Suddenly asked or told to work from home—and never done so regularly before? I wrote a 55-book last week, Take Control of Working from Home Temporarily. It’s free and now available. Packed with tips on setting up a space, setting boundaries, & much more[…]

See also: Rui Carmo, David Sparks, Upgrade.


Update (2020-03-27): See also: John Gruber, Shawn Blanc, Justin Searls.

The Pace of macOS Updates

Jason Snell:

My friend and former Macworld colleague Rob Griffiths keeps a record of macOS releases, which is exactly the kind of thing I’d expect from the guy who created Mac OS X Hints. Prodded by Stephen Hackett, who is apparently now the official Six Colors Chart Muse, I’ve decided to use Rob’s data to take a look at how often Apple updates macOS.

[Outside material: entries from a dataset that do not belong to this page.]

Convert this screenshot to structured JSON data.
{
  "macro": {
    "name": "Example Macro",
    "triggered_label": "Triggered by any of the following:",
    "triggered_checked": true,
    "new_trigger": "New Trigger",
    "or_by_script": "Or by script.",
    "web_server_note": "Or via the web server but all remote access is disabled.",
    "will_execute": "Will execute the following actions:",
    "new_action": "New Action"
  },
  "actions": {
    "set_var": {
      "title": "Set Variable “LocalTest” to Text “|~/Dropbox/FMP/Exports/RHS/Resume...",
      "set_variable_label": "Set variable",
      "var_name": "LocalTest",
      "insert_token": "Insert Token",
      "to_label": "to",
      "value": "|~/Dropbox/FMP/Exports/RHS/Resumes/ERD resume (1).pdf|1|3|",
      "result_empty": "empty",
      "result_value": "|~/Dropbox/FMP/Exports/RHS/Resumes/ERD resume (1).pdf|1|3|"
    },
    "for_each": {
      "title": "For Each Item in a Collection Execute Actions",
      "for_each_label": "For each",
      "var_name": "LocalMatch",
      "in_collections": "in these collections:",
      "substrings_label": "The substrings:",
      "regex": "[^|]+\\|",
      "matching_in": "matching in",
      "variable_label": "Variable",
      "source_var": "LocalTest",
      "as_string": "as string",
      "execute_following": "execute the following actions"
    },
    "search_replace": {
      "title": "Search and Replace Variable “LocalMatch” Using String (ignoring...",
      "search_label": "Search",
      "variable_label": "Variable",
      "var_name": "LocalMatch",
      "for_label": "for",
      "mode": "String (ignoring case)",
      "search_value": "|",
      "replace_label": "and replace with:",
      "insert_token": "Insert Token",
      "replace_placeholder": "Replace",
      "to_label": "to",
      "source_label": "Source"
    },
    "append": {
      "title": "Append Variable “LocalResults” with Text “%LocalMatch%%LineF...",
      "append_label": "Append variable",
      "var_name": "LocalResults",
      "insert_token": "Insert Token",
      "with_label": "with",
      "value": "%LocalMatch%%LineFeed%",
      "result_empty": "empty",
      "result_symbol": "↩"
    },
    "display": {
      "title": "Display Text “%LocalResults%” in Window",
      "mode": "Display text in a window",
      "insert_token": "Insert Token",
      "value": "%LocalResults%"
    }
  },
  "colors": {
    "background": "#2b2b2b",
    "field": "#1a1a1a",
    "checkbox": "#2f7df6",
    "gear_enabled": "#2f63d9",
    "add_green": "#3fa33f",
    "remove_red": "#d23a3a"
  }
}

In terms of total updates released during the lifespan of a major version, Mac OS X 10.4 Tiger and macOS 10.13 High Sierra share the crown with 12. However, High Sierra was only the “current” version of macOS for 385 days, while Tiger reigned for nearly three years. That means that Tiger actually was the version of macOS with the longest time between updates, at an average of one update for every 88 days of release.

I think the most important part for quality is not the number of updates but the time between major releases. Snow Leopard lasted almost 2 years.

Bill Gates Leaves Microsoft’s Board

Microsoft (via Hacker News):

Microsoft Corp. today announced that Co-Founder and Technology Advisor Bill Gates stepped down from the company’s Board of Directors to dedicate more time to his philanthropic priorities including global health, development, education, and his increasing engagement in tackling climate change. He will continue to serve as Technology Advisor to CEO Satya Nadella and other leaders in the company.

On June 27, 2008, Gates transitioned out of a day-to-day role in the company to spend more time on his work at the Bill & Melinda Gates Foundation. He served as Microsoft’s chairman of the board until February 4, 2014.